One aspect of Obamacare, the so-called Frontier Amendment, has been causing quite a bit of controversy in North Dakota. Senator Kent Conrad has said he was “infuriated” when he learned the amendment, which increases Medicare reimbursements for rural states like North Dakota, was on the chopping block.
The Frontier Amendment did not expand federal health care. It provided no new service. What it did was make the payment system fair for hospitals in rural states. It did add to the overall cost of Medicare, and that has become a problem for the administration. Rather than suck it up and deal with adjusting benefits or paying more, the administration and some urban members of Congress on both sides of the aisle want to kill the amendment, turn their backs on rural America and re-establish an unfair system.
The problem with these demands for “fairness” in government price fixing is that as long as the government is setting the prices, there is no fairness.
Is it fair that health care providers can’t negotiate their prices? Is it fair that health care consumers in the Medicare program can’t shop around for cheaper services? Is it fair that federal taxpayers in other states are getting stuck for the tab for higher reimbursements in North Dakota?
It’s not just the Frontier Amendment that’s unfair. Medicare is unfair. Americans don’t get a choice. We’re forced to pay into the program, and we’re forced to enroll in it when we’re elderly. And in the program, the government simply dictates what prices it will pay for care in a vain attempt to control costs.

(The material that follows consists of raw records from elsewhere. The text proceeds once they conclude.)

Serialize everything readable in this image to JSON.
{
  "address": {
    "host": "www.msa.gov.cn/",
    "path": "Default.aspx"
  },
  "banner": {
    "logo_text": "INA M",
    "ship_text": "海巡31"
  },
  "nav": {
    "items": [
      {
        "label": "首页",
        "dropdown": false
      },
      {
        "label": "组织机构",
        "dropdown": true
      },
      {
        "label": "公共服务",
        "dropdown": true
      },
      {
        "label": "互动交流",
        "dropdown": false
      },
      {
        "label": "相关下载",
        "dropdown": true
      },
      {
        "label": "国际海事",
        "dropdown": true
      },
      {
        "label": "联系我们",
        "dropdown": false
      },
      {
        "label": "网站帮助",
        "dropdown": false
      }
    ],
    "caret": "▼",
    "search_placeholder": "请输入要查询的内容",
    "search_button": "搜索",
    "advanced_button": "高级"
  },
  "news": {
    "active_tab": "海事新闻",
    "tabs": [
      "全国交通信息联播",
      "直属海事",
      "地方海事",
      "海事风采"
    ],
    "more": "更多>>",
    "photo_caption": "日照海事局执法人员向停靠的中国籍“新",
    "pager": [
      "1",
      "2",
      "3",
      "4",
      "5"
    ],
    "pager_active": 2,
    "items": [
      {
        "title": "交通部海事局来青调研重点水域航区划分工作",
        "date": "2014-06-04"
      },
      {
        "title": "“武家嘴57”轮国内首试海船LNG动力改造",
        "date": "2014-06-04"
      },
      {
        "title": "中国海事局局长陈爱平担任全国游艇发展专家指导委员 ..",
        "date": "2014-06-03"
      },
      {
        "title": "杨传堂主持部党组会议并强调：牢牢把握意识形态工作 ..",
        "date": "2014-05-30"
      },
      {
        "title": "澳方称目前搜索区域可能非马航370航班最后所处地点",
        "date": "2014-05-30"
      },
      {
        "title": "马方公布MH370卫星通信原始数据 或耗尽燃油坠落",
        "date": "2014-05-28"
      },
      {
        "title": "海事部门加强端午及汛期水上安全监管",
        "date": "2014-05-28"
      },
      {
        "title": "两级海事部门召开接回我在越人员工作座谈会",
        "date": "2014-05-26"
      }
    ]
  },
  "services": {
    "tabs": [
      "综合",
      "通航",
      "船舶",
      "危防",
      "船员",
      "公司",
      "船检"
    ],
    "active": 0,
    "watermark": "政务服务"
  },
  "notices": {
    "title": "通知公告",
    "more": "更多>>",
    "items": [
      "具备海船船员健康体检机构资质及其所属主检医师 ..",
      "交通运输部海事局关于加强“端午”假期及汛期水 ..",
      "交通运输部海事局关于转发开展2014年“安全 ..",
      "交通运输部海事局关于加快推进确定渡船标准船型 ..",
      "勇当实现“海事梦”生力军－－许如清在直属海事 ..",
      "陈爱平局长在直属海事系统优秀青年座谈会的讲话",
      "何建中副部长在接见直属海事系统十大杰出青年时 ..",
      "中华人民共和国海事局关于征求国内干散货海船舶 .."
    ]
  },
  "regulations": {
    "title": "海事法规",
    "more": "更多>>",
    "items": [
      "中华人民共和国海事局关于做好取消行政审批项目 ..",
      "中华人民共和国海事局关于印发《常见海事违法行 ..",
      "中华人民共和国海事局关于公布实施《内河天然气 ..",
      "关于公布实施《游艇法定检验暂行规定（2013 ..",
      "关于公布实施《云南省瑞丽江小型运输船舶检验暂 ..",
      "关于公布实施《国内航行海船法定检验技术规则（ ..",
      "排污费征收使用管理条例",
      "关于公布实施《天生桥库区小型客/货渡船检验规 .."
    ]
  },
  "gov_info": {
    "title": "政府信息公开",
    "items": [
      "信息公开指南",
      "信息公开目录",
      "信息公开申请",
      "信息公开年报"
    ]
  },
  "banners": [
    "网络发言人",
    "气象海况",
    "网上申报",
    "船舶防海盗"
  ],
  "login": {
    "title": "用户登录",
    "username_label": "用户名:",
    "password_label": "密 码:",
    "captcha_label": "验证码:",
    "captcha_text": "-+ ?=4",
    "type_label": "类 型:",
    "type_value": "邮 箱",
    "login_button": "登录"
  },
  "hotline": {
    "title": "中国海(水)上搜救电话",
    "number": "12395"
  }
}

They have to try and control costs because Medicare is going broke. And as the program gets even more broke, the efforts by the government to control prices and ration access to care will only get worse.
Griping about the Frontier Amendment is like re-arranging deck chairs on the Titanic.